It's quite an undertaking. Imagine it - a 140 year old home built before indoor plumbing, electricity and natural gas. That's 140 years of renovations under 140 years of changing building codes - if the work was even carried out under permits to begin with.
How do you retrofit for plumbing and electricity? Often when you open up the floors, you find floor joists honeycombed with holes drilled to pass wires. Three stories often balancing on just a tiny pillar. People still find knob & tube wiring that has to be replaced immediately in order to get any house insurance.
A regular reno rule of thumb is a 20% budget contingency for surprises - a Victorian renovation? Think more. There will be surprises.
It takes months of work before you can even begin to think of paint colors, fixtures, flooring and tiles. It's all behind-the-scenes. Reinforcing floor joists, modern insulation, structural issues - these are pretty standard with this type of renovation. Oh, and charmed by the leaded glass, single pane windows? They're a sieve for summer heat and winter cold. And don't think about buying off the shelf - non-standard sizing means every last window is a custom job.
I love the challenge of this type of renovation. The Victorian and Edwardian floor plans are fairly static - the puzzle is matching your needs to the existing home. Making it modern without either destroying its charm or living in a museum. I've seen a few Victorians that ended up being plain boxes inside due to a rush renovation done on the cheap. Tragic.
And I've seen renovations that are like living in a museum. That's too creepy for me.
Many are semi-detached - it made a lot of sense to build this way as you could maximize the square footage and also minimize the heating bills. Ten foot ceilings help keep the home cool in the hot, humid east coast summers.
Hiding behind the drywall in each major room is a fireplace. Do you restore them? Better get a mason in to fix all the brick and mortar issues. And someone who knows where to get the same era of brick to match, inside and out. Also, metal chimney liners to bring it up to code so you can safely use the fireplace.
I love the grand scale. I love the attention to detail in the ornamental decoration - no two homes are alike. Exteriors have intricate brick patterns where today there would just be a plain wall.

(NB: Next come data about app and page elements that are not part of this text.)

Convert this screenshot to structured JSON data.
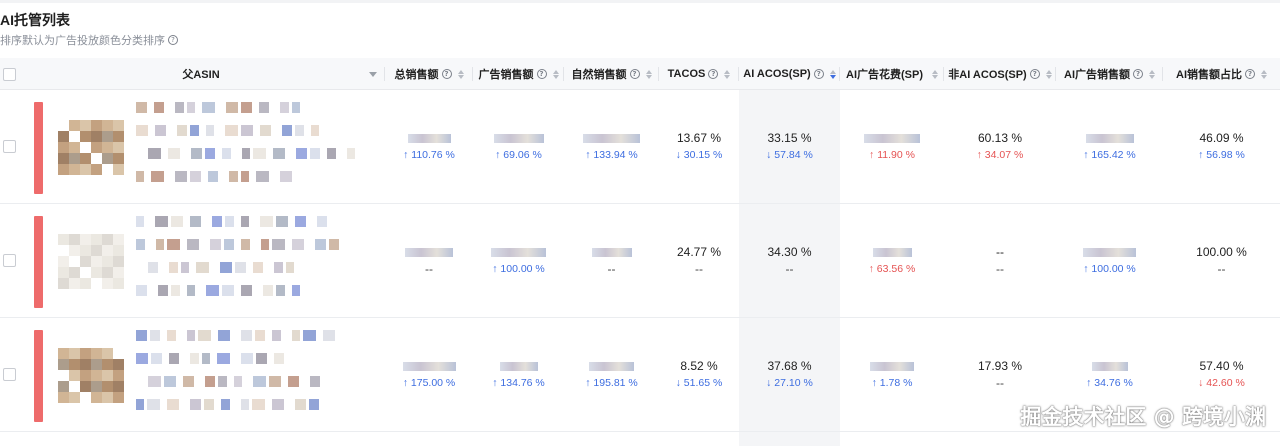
{
  "header": {
    "title": "AI托管列表",
    "subtitle": "排序默认为广告投放颜色分类排序"
  },
  "colors": {
    "accent": "#3d6de0",
    "negative": "#e55353",
    "row_marker": "#ee6b6b",
    "highlight_column_bg": "#f4f5f7"
  },
  "columns": [
    {
      "label": "父ASIN",
      "help": false,
      "sort": false,
      "filter": true
    },
    {
      "label": "总销售额",
      "help": true,
      "sort": true
    },
    {
      "label": "广告销售额",
      "help": true,
      "sort": true
    },
    {
      "label": "自然销售额",
      "help": true,
      "sort": true
    },
    {
      "label": "TACOS",
      "help": true,
      "sort": true
    },
    {
      "label": "AI ACOS(SP)",
      "help": true,
      "sort": true,
      "sort_state": "desc"
    },
    {
      "label": "AI广告花费(SP)",
      "help": false,
      "sort": true
    },
    {
      "label": "非AI ACOS(SP)",
      "help": true,
      "sort": true
    },
    {
      "label": "AI广告销售额",
      "help": true,
      "sort": true
    },
    {
      "label": "AI销售额占比",
      "help": true,
      "sort": true
    }
  ],
  "rows": [
    {
      "total_sales": {
        "value": "",
        "delta": "↑ 110.76 %",
        "dir": "up"
      },
      "ad_sales": {
        "value": "",
        "delta": "↑ 69.06 %",
        "dir": "up"
      },
      "organic_sales": {
        "value": "",
        "delta": "↑ 133.94 %",
        "dir": "up"
      },
      "tacos": {
        "value": "13.67 %",
        "delta": "↓ 30.15 %",
        "dir": "down-blue"
      },
      "ai_acos": {
        "value": "33.15 %",
        "delta": "↓ 57.84 %",
        "dir": "down-blue"
      },
      "ai_spend": {
        "value": "",
        "delta": "↑ 11.90 %",
        "dir": "up-red"
      },
      "non_ai_acos": {
        "value": "60.13 %",
        "delta": "↑ 34.07 %",
        "dir": "up-red"
      },
      "ai_ad_sales": {
        "value": "",
        "delta": "↑ 165.42 %",
        "dir": "up"
      },
      "ai_sales_ratio": {
        "value": "46.09 %",
        "delta": "↑ 56.98 %",
        "dir": "up"
      }
    },
    {
      "total_sales": {
        "value": "",
        "delta": "--",
        "dir": "none"
      },
      "ad_sales": {
        "value": "",
        "delta": "↑ 100.00 %",
        "dir": "up"
      },
      "organic_sales": {
        "value": "",
        "delta": "--",
        "dir": "none"
      },
      "tacos": {
        "value": "24.77 %",
        "delta": "--",
        "dir": "none"
      },
      "ai_acos": {
        "value": "34.30 %",
        "delta": "--",
        "dir": "none"
      },
      "ai_spend": {
        "value": "",
        "delta": "↑ 63.56 %",
        "dir": "up-red"
      },
      "non_ai_acos": {
        "value": "--",
        "delta": "--",
        "dir": "none"
      },
      "ai_ad_sales": {
        "value": "",
        "delta": "↑ 100.00 %",
        "dir": "up"
      },
      "ai_sales_ratio": {
        "value": "100.00 %",
        "delta": "--",
        "dir": "none"
      }
    },
    {
      "total_sales": {
        "value": "",
        "delta": "↑ 175.00 %",
        "dir": "up"
      },
      "ad_sales": {
        "value": "",
        "delta": "↑ 134.76 %",
        "dir": "up"
      },
      "organic_sales": {
        "value": "",
        "delta": "↑ 195.81 %",
        "dir": "up"
      },
      "tacos": {
        "value": "8.52 %",
        "delta": "↓ 51.65 %",
        "dir": "down-blue"
      },
      "ai_acos": {
        "value": "37.68 %",
        "delta": "↓ 27.10 %",
        "dir": "down-blue"
      },
      "ai_spend": {
        "value": "",
        "delta": "↑ 1.78 %",
        "dir": "up"
      },
      "non_ai_acos": {
        "value": "17.93 %",
        "delta": "--",
        "dir": "none"
      },
      "ai_ad_sales": {
        "value": "",
        "delta": "↑ 34.76 %",
        "dir": "up"
      },
      "ai_sales_ratio": {
        "value": "57.40 %",
        "delta": "↓ 42.60 %",
        "dir": "down-red"
      }
    }
  ],
  "watermark": "掘金技术社区 @ 跨境小渊"
}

Many of these homes were middle class and upper middle class homes in their day - how wonderful that they appreciated this attention to detail. And how green - how many new homes built today will be around in 140 years?
Someday I will renovate another Victorian. I have stacks of past issues of Living, Etc. and Real Living and have filed away all sorts of ideas for room use and decor. I get all giddy just thinking about it.